Problem details:
Taking each line of the records in turn, count those containing "time" and report only the number.

- Opening Delimiter -

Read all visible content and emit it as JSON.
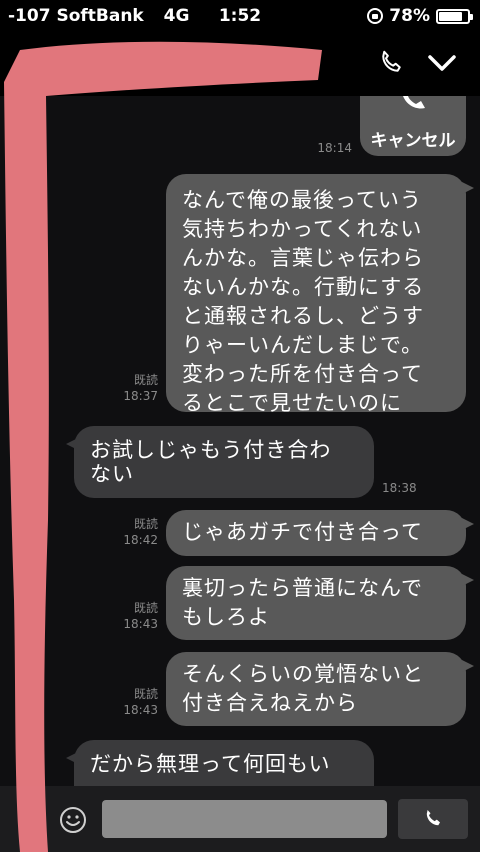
{
  "status": {
    "carrier": "-107 SoftBank",
    "network": "4G",
    "time": "1:52",
    "battery": "78%",
    "battery_level": 0.78
  },
  "header": {
    "icons": [
      "phone-icon",
      "chevron-down-icon"
    ]
  },
  "messages": {
    "cancel": {
      "label": "キャンセル",
      "time": "18:14"
    },
    "m1": {
      "lines": [
        "なんで俺の最後っていう",
        "気持ちわかってくれない",
        "んかな。言葉じゃ伝わら",
        "ないんかな。行動にする",
        "と通報されるし、どうす",
        "りゃーいんだしまじで。",
        "変わった所を付き合って",
        "るとこで見せたいのに"
      ],
      "read": "既読",
      "time": "18:37"
    },
    "m2": {
      "lines": [
        "お試しじゃもう付き合わ",
        "ない"
      ],
      "time": "18:38"
    },
    "m3": {
      "lines": [
        "じゃあガチで付き合って"
      ],
      "read": "既読",
      "time": "18:42"
    },
    "m4": {
      "lines": [
        "裏切ったら普通になんで",
        "もしろよ"
      ],
      "read": "既読",
      "time": "18:43"
    },
    "m5": {
      "lines": [
        "そんくらいの覚悟ないと",
        "付き合えねえから"
      ],
      "read": "既読",
      "time": "18:43"
    },
    "m6": {
      "lines": [
        "だから無理って何回もい"
      ]
    }
  },
  "input": {
    "value": "",
    "icons": [
      "smile-icon",
      "phone-icon"
    ]
  },
  "colors": {
    "outgoing_bubble": "#595959",
    "incoming_bubble": "#3a3a3c",
    "redaction": "#e87a80"
  }
}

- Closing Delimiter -

Result of the exercise:
7